[Instructions to follow]
One number is the whole answer: the tally of lines in the records that include the word "text".
-- Input data follows --
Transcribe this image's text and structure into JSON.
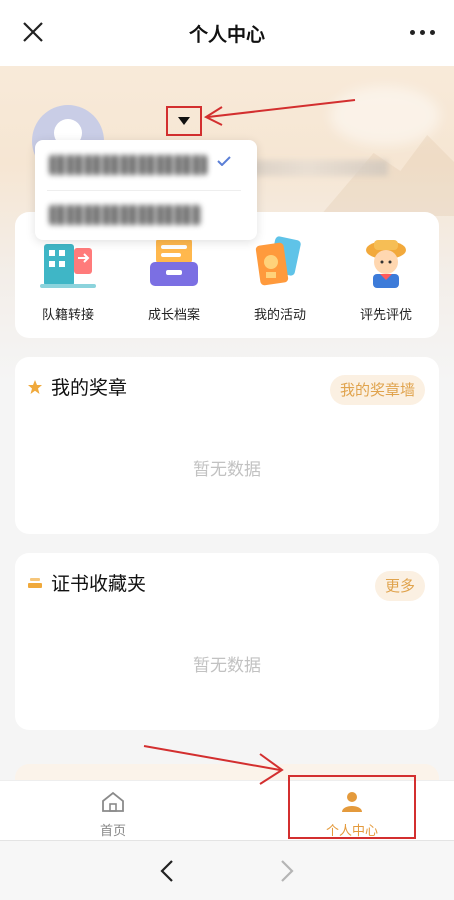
{
  "header": {
    "title": "个人中心"
  },
  "icons": {
    "close": "close-icon",
    "more": "more-icon",
    "dropdown": "caret-down-icon",
    "check": "check-icon"
  },
  "nav": [
    {
      "label": "队籍转接",
      "icon": "building-transfer-icon"
    },
    {
      "label": "成长档案",
      "icon": "archive-box-icon"
    },
    {
      "label": "我的活动",
      "icon": "activity-cards-icon"
    },
    {
      "label": "评先评优",
      "icon": "student-avatar-icon"
    }
  ],
  "medals": {
    "title": "我的奖章",
    "action": "我的奖章墙",
    "empty": "暂无数据"
  },
  "certificates": {
    "title": "证书收藏夹",
    "action": "更多",
    "empty": "暂无数据"
  },
  "tabbar": {
    "home": "首页",
    "me": "个人中心"
  },
  "colors": {
    "accent": "#e49a3c",
    "pill_bg": "#fbf0e2",
    "highlight": "#d32f2f",
    "check": "#5b7fd6"
  }
}
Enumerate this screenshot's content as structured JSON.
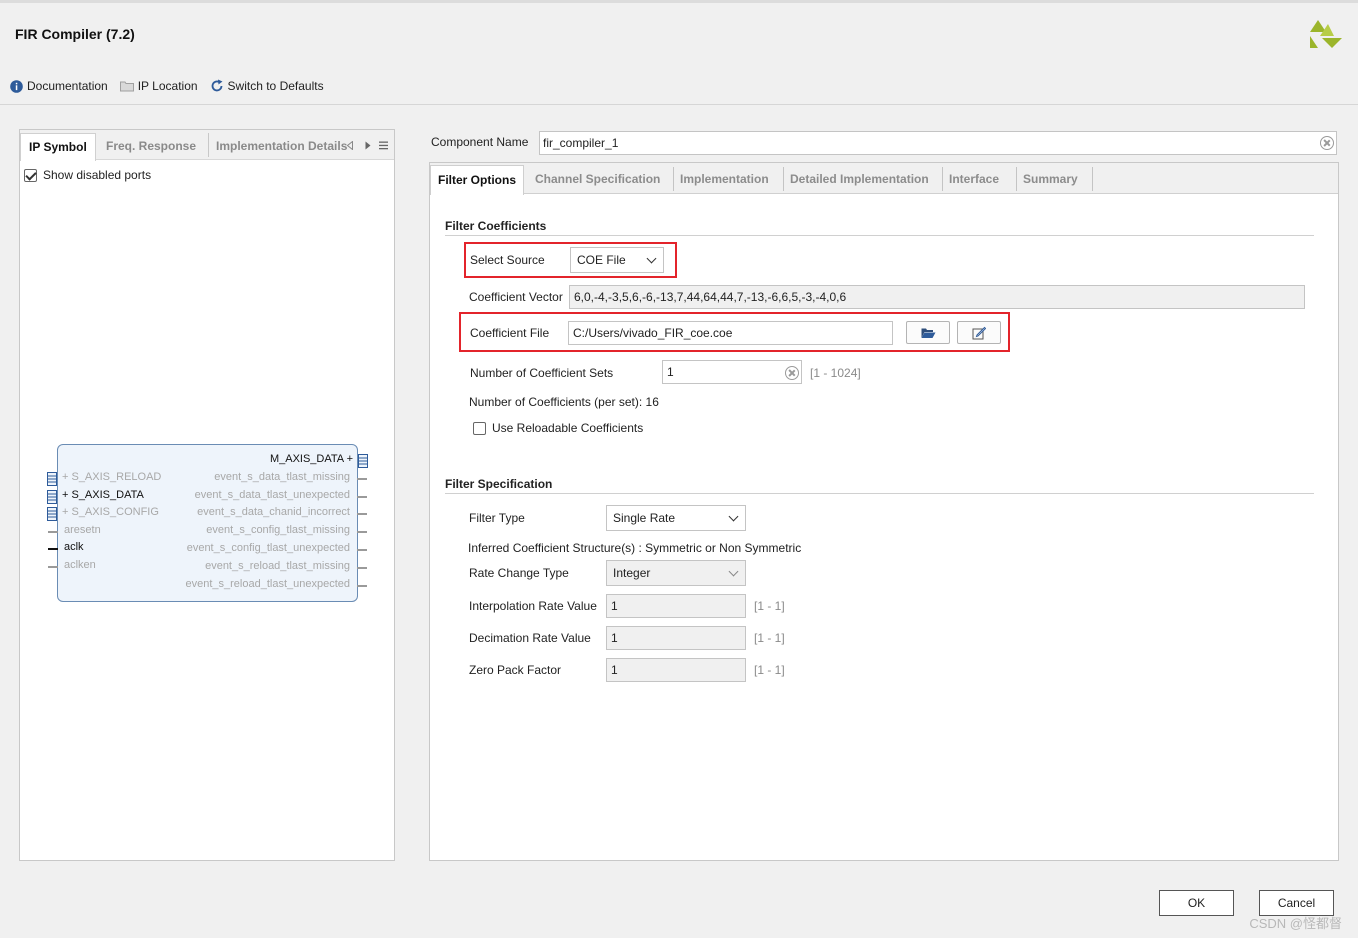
{
  "window": {
    "title": "FIR Compiler (7.2)"
  },
  "toolbar": {
    "documentation": "Documentation",
    "ip_location": "IP Location",
    "switch_defaults": "Switch to Defaults"
  },
  "left_panel": {
    "tabs": [
      "IP Symbol",
      "Freq. Response",
      "Implementation Details"
    ],
    "show_disabled_ports": "Show disabled ports",
    "symbol": {
      "left_ports": [
        {
          "name": "S_AXIS_RELOAD",
          "enabled": false,
          "bus": true
        },
        {
          "name": "S_AXIS_DATA",
          "enabled": true,
          "bus": true
        },
        {
          "name": "S_AXIS_CONFIG",
          "enabled": false,
          "bus": true
        },
        {
          "name": "aresetn",
          "enabled": false,
          "bus": false
        },
        {
          "name": "aclk",
          "enabled": true,
          "bus": false
        },
        {
          "name": "aclken",
          "enabled": false,
          "bus": false
        }
      ],
      "right_ports": [
        {
          "name": "M_AXIS_DATA",
          "enabled": true,
          "bus": true
        },
        {
          "name": "event_s_data_tlast_missing",
          "enabled": false
        },
        {
          "name": "event_s_data_tlast_unexpected",
          "enabled": false
        },
        {
          "name": "event_s_data_chanid_incorrect",
          "enabled": false
        },
        {
          "name": "event_s_config_tlast_missing",
          "enabled": false
        },
        {
          "name": "event_s_config_tlast_unexpected",
          "enabled": false
        },
        {
          "name": "event_s_reload_tlast_missing",
          "enabled": false
        },
        {
          "name": "event_s_reload_tlast_unexpected",
          "enabled": false
        }
      ]
    }
  },
  "component": {
    "label": "Component Name",
    "value": "fir_compiler_1"
  },
  "right_tabs": [
    "Filter Options",
    "Channel Specification",
    "Implementation",
    "Detailed Implementation",
    "Interface",
    "Summary"
  ],
  "filter_coefficients": {
    "heading": "Filter Coefficients",
    "select_source_label": "Select Source",
    "select_source_value": "COE File",
    "coeff_vector_label": "Coefficient Vector",
    "coeff_vector_value": "6,0,-4,-3,5,6,-6,-13,7,44,64,44,7,-13,-6,6,5,-3,-4,0,6",
    "coeff_file_label": "Coefficient File",
    "coeff_file_value": "C:/Users/vivado_FIR_coe.coe",
    "num_sets_label": "Number of Coefficient Sets",
    "num_sets_value": "1",
    "num_sets_range": "[1 - 1024]",
    "num_coeffs_label": "Number of Coefficients (per set): 16",
    "reloadable_label": "Use Reloadable Coefficients"
  },
  "filter_specification": {
    "heading": "Filter Specification",
    "filter_type_label": "Filter Type",
    "filter_type_value": "Single Rate",
    "inferred_label": "Inferred Coefficient Structure(s) : Symmetric or Non Symmetric",
    "rate_change_label": "Rate Change Type",
    "rate_change_value": "Integer",
    "interp_label": "Interpolation Rate Value",
    "interp_value": "1",
    "interp_range": "[1 - 1]",
    "decim_label": "Decimation Rate Value",
    "decim_value": "1",
    "decim_range": "[1 - 1]",
    "zero_pack_label": "Zero Pack Factor",
    "zero_pack_value": "1",
    "zero_pack_range": "[1 - 1]"
  },
  "buttons": {
    "ok": "OK",
    "cancel": "Cancel"
  },
  "watermark": "CSDN @怪都督"
}
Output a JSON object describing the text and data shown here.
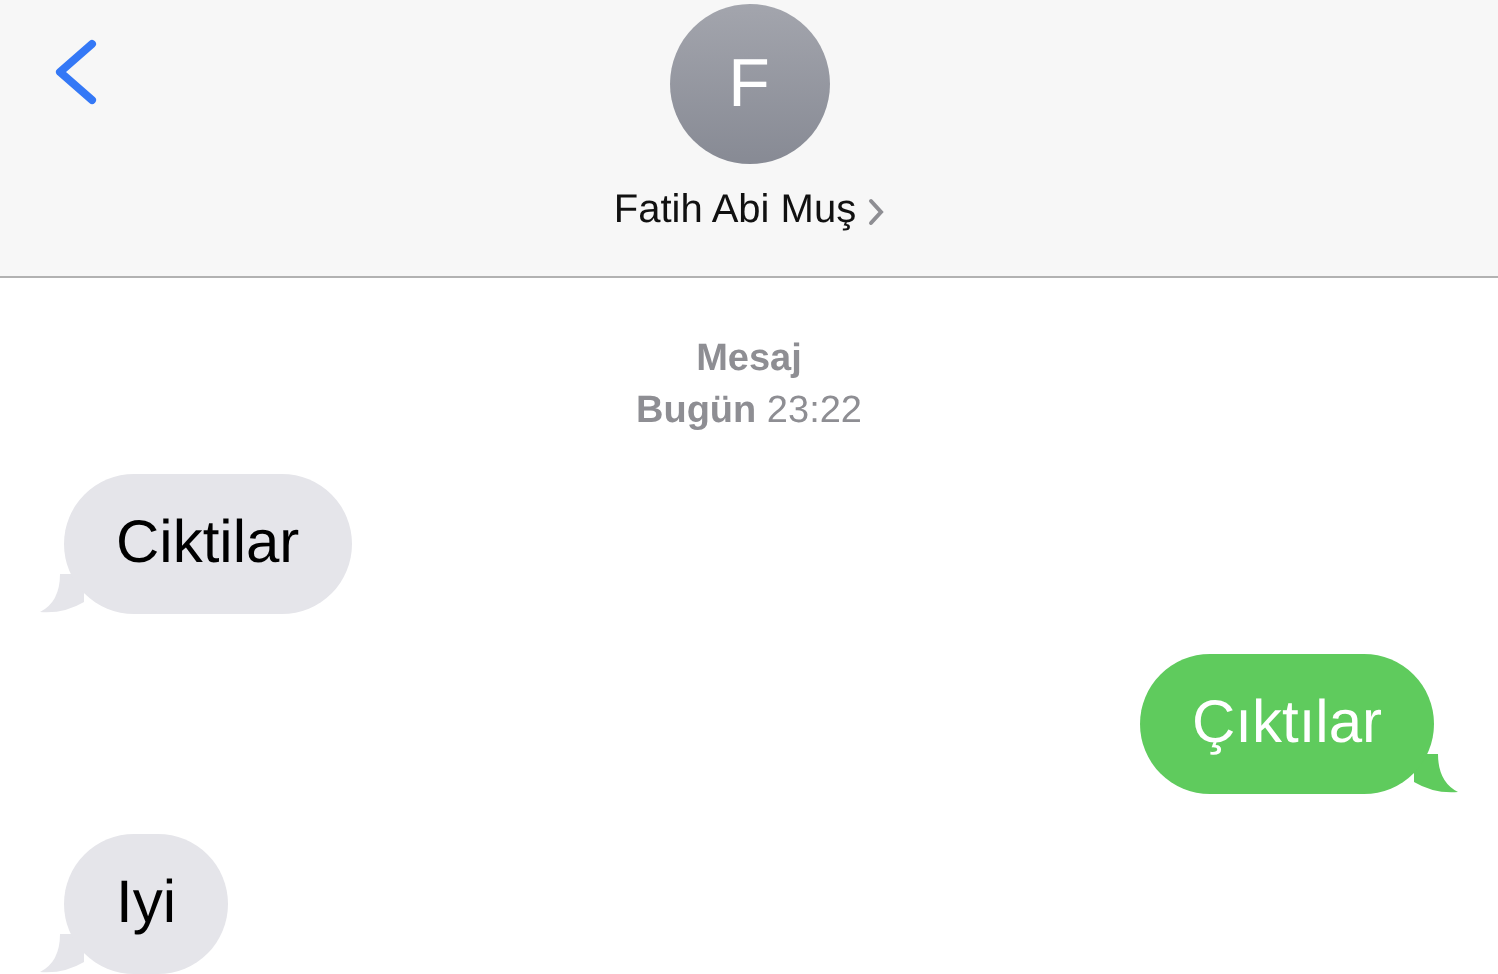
{
  "header": {
    "avatar_initial": "F",
    "contact_name": "Fatih Abi Muş"
  },
  "conversation": {
    "service_label": "Mesaj",
    "timestamp": "**Bugün** 23:22"
  },
  "messages": [
    {
      "kind": "received",
      "text": "Ciktilar"
    },
    {
      "kind": "sent",
      "text": "Çıktılar"
    },
    {
      "kind": "received",
      "text": "Iyi"
    }
  ]
}
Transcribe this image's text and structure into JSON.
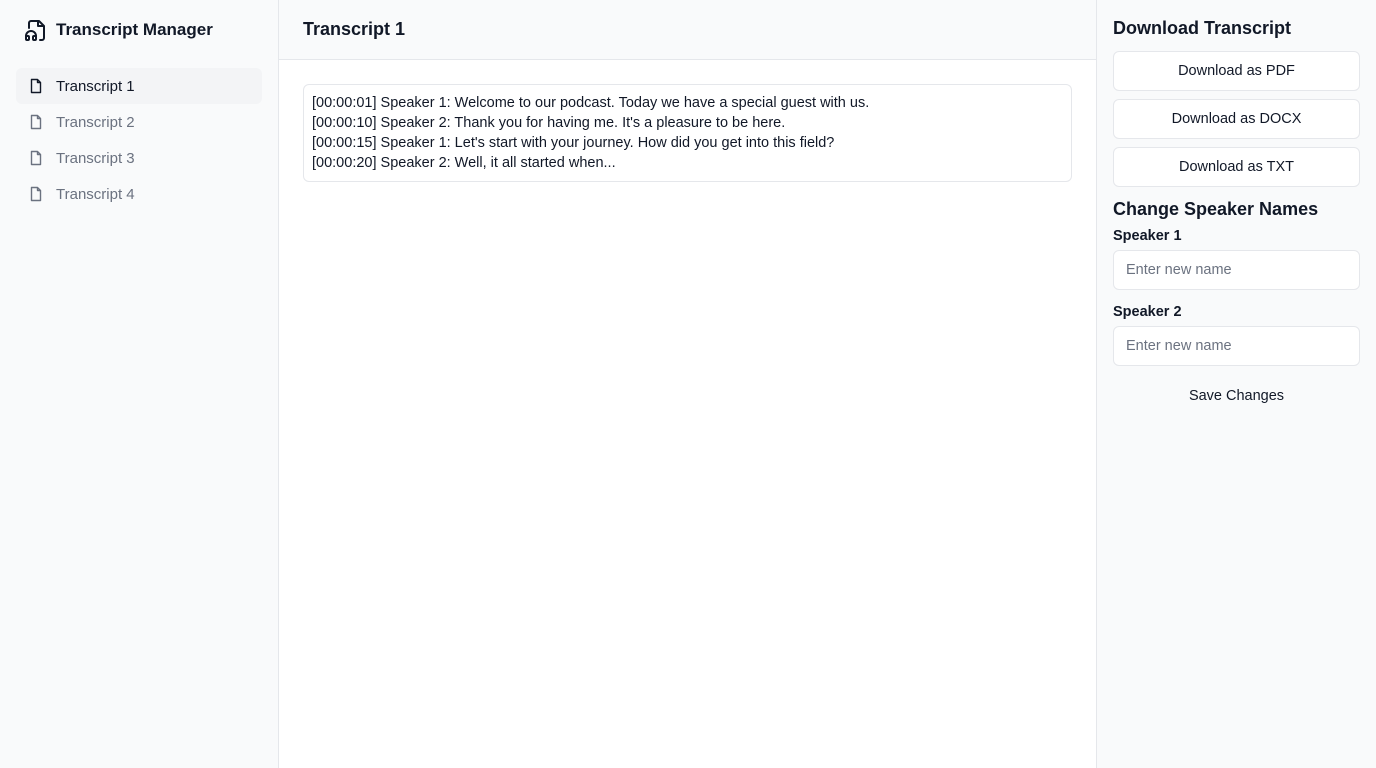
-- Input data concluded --
[Response for this exercise]
6